Find every line below where the word "true" occurs. Then say how many there are, giving only the number.

*** Opening of Input material ***

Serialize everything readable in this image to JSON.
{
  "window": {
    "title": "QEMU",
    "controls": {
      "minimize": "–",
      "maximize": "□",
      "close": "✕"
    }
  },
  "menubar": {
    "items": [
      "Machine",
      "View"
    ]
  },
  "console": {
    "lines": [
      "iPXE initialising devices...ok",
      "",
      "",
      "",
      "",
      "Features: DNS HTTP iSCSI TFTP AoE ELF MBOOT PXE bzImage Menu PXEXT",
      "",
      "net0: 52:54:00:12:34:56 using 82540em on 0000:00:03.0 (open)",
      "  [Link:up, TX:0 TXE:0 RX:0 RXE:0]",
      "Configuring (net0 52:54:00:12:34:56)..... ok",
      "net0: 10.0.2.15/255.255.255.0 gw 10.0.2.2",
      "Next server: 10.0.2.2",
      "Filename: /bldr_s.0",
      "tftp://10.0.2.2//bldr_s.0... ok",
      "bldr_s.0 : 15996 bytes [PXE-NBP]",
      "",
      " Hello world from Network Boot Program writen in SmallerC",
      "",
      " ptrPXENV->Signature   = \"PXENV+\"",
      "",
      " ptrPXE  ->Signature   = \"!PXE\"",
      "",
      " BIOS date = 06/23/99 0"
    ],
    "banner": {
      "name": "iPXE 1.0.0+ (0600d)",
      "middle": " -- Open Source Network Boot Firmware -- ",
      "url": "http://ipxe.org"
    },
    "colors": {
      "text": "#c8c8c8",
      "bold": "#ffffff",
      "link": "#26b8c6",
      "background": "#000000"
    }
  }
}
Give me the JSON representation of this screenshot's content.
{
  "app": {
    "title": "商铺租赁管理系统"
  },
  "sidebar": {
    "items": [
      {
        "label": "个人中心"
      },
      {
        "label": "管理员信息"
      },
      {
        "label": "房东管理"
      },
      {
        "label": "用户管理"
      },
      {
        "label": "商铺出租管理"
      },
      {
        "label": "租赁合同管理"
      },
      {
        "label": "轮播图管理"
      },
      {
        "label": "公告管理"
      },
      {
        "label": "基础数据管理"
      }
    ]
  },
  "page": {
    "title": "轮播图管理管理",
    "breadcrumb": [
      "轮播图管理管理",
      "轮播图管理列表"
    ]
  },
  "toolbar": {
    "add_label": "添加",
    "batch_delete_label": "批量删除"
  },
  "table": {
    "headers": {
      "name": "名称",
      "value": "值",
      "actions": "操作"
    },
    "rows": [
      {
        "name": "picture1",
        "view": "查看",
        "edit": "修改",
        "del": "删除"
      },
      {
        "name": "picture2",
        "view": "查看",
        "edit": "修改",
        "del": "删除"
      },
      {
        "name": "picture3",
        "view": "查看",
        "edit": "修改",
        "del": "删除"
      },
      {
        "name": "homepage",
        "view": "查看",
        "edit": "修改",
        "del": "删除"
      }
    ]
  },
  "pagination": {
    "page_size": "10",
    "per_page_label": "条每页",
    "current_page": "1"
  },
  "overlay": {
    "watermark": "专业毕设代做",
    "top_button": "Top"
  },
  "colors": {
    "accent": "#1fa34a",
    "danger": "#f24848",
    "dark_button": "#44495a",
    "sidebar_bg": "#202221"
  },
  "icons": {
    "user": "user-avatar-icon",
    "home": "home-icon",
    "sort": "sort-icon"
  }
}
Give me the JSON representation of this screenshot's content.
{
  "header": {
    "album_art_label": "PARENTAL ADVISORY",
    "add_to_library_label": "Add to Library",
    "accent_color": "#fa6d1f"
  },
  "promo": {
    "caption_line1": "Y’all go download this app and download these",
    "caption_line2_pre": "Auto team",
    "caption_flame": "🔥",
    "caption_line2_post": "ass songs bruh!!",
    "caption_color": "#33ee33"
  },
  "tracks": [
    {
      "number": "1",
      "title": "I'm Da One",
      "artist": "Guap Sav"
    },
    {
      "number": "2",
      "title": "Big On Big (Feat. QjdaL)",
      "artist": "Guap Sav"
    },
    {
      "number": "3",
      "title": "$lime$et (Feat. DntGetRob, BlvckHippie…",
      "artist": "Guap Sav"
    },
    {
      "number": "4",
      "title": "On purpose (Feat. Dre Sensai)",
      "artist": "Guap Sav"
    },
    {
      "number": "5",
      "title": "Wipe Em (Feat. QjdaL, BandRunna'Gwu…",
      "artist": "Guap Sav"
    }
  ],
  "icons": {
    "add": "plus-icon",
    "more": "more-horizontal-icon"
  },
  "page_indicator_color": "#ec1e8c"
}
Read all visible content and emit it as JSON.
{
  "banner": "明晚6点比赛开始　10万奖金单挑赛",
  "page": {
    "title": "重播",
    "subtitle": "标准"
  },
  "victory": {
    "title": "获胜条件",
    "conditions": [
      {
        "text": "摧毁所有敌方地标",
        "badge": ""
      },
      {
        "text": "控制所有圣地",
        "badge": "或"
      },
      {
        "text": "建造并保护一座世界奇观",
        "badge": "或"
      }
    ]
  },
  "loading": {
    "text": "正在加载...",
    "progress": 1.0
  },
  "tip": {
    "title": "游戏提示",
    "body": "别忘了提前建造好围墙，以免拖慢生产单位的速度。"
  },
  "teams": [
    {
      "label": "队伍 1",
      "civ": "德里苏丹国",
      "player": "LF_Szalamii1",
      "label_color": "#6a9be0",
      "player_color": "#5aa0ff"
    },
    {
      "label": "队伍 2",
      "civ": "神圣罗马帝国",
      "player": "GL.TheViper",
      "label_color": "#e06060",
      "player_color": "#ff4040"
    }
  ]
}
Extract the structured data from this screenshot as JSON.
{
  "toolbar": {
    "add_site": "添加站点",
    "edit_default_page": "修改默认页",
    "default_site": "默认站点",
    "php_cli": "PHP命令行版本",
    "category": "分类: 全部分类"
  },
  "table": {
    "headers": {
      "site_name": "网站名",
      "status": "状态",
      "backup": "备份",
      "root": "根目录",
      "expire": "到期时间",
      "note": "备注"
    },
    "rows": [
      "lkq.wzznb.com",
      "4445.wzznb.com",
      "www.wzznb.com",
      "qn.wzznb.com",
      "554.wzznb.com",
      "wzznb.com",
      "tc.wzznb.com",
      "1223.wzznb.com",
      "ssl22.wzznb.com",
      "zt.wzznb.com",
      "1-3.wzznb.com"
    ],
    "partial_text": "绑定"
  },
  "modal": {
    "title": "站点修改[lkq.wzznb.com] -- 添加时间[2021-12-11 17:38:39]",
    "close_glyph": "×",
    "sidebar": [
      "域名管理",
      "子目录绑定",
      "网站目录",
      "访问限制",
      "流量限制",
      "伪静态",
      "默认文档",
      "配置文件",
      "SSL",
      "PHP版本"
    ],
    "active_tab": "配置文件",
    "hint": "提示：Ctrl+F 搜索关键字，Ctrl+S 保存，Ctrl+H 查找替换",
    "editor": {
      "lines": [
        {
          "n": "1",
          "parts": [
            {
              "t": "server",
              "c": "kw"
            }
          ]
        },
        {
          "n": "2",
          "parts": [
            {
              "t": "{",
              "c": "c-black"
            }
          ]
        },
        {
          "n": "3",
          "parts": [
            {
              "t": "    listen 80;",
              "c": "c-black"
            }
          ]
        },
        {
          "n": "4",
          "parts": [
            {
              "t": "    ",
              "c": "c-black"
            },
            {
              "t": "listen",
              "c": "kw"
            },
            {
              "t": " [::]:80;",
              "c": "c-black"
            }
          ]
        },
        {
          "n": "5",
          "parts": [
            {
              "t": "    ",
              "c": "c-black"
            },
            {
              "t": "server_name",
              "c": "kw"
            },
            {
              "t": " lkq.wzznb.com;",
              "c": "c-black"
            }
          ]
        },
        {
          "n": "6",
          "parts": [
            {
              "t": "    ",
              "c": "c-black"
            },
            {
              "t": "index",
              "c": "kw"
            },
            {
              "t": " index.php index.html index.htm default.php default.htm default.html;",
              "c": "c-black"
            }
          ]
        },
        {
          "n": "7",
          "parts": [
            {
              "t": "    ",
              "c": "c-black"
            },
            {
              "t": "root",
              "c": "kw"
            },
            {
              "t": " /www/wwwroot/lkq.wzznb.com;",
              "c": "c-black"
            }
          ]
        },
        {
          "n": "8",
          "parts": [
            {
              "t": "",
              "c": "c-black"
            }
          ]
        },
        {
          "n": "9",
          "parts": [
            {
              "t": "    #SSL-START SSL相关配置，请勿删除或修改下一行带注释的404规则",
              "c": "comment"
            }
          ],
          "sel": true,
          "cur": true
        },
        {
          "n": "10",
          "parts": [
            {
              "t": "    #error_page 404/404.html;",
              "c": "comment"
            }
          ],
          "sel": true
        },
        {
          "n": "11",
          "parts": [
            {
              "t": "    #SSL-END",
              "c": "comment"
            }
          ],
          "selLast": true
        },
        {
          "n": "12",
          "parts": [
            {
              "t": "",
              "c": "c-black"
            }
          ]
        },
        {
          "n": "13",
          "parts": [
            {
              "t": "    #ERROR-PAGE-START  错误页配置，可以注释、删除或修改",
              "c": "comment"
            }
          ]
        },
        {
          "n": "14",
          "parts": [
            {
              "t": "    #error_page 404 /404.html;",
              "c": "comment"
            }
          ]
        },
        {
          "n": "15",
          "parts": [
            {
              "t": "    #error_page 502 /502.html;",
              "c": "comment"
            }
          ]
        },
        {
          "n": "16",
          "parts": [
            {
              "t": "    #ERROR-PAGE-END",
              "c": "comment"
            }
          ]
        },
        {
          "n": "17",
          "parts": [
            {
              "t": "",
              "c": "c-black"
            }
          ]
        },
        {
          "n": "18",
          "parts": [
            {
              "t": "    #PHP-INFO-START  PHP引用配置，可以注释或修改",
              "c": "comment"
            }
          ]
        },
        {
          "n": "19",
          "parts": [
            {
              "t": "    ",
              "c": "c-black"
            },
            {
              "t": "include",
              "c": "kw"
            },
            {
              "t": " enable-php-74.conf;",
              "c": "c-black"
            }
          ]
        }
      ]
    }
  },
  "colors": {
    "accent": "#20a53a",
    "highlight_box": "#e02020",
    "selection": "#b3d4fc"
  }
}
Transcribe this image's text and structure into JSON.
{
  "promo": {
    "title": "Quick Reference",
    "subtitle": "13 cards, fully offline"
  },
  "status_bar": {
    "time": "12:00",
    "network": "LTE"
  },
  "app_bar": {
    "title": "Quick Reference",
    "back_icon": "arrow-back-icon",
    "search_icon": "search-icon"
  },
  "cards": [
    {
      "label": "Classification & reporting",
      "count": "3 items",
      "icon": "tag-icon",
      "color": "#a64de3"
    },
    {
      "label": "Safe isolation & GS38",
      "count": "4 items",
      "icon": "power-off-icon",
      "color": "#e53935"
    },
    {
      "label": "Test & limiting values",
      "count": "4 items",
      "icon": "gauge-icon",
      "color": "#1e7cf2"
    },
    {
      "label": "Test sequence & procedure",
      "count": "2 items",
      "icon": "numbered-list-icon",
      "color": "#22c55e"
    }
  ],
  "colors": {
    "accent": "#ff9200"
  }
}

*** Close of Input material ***

Result of this task
4